How the Lottery Works


Lottery is a type of gambling where players have a chance to win a prize by selecting numbers or symbols. The winnings may consist of cash or goods. The odds of winning a lottery prize are usually low, but the prize money can be very large. Some states regulate the conduct of lottery games, while others ban them.

The origin of the lottery can be traced back to ancient times. The casting of lots to determine fates or make decisions has a long record in human history, including several instances in the Bible. The first known public lottery to award material prizes was held by Augustus Caesar for city repairs in Rome. During the Revolutionary War, lottery games were used in most of the colonies to raise funds for public projects.

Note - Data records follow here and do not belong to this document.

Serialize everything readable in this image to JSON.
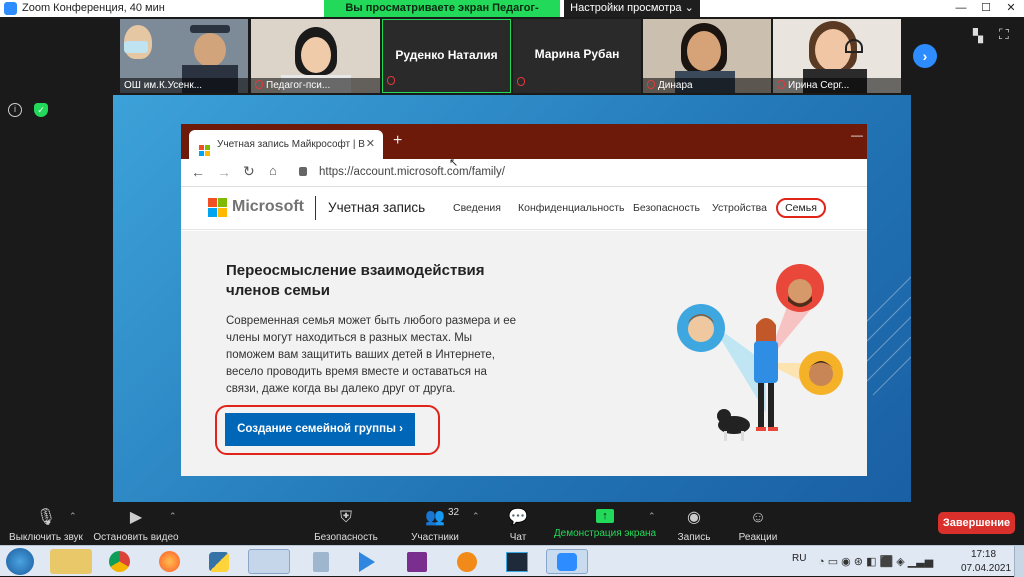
{
  "window": {
    "title": "Zoom Конференция, 40 мин",
    "share_banner": "Вы просматриваете экран Педагог-психолог",
    "view_options": "Настройки просмотра"
  },
  "participants": [
    {
      "name": "ОШ им.К.Усенк...",
      "muted": false,
      "video": true,
      "bg": "#6b7a8c",
      "skin": "#e0b48e"
    },
    {
      "name": "Педагог-пси...",
      "muted": true,
      "video": true,
      "bg": "#d9cfc4",
      "skin": "#f0cba9"
    },
    {
      "name": "Руденко Наталия",
      "muted": true,
      "video": false
    },
    {
      "name": "Марина Рубан",
      "muted": true,
      "video": false
    },
    {
      "name": "Динара",
      "muted": true,
      "video": true,
      "bg": "#c6b7a8",
      "skin": "#d6a277"
    },
    {
      "name": "Ирина Серг...",
      "muted": true,
      "video": true,
      "bg": "#e6e2da",
      "skin": "#f1c6a4"
    }
  ],
  "shared_screen": {
    "tab_title": "Учетная запись Майкрософт | В",
    "new_tab": "+",
    "url": "https://account.microsoft.com/family/",
    "ms_brand": "Microsoft",
    "account_label": "Учетная запись",
    "nav": [
      "Сведения",
      "Конфиденциальность",
      "Безопасность",
      "Устройства"
    ],
    "nav_active": "Семья",
    "heading": "Переосмысление взаимодействия членов семьи",
    "body_text": "Современная семья может быть любого размера и ее члены могут находиться в разных местах. Мы поможем вам защитить ваших детей в Интернете, весело проводить время вместе и оставаться на связи, даже когда вы далеко друг от друга.",
    "cta_button": "Создание семейной группы ›"
  },
  "controls": {
    "mute": "Выключить звук",
    "video": "Остановить видео",
    "security": "Безопасность",
    "participants": "Участники",
    "participants_count": "32",
    "chat": "Чат",
    "share": "Демонстрация экрана",
    "record": "Запись",
    "reactions": "Реакции",
    "end": "Завершение"
  },
  "taskbar": {
    "lang": "RU",
    "time": "17:18",
    "date": "07.04.2021"
  },
  "colors": {
    "zoom_green": "#23d959",
    "end_red": "#d9302c",
    "ms_blue": "#0067b8",
    "tab_bar": "#6d1a0a",
    "highlight_red": "#e0241a"
  }
}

Many states have legalized lotteries, and the number of available games is increasing. Typically, lottery proceeds are dedicated to specific public uses such as education. While the benefits of lotteries are often emphasized, they can be a source of controversy. One main argument against lotteries is that they are a form of hidden taxation. While this is a valid concern, studies show that the popularity of state lotteries is not tied to the state’s actual fiscal condition.

Whether or not to play the lottery is a personal decision for each individual. For some people, the entertainment value of the experience is high enough to offset any monetary loss. In addition, the lottery can provide other non-monetary benefits such as goodwill and social interaction. Ultimately, the choice of whether to participate in a lottery is a rational decision for each person.

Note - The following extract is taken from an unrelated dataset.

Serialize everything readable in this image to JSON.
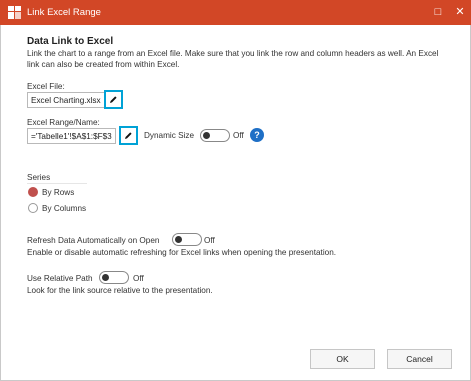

To ensure that the lottery is fair, most states have strict rules and regulations for lottery operation. These include independent auditing of the drawing process and the use of tamper-evident seals to prevent tampering. Additionally, surveillance cameras are used to monitor the drawing process. Lastly, lottery employees must pass background checks and undergo training to protect against corruption or misconduct.

The lottery is an important way to finance public services, and it should be regulated according to the same principles as other forms of gambling. While it may be tempting to spend your winnings on something you really want, you should invest them in an emergency fund or pay down debt. Americans spend more than $80 billion on lottery tickets every year, but a few dollars of that amount could make all the difference in your life.

If you’re looking for a fun and easy way to try your luck, consider buying a pull-tab ticket. This type of ticket is similar to a scratch-off ticket, except the numbers are hidden behind a perforated paper tab that you must break open to see them. Pull-tab tickets are inexpensive and offer a small payout, but they’re still a great way to try your luck! You can find them at most convenience stores and gas stations. They’re also a great way to get the kids involved in a fun family activity!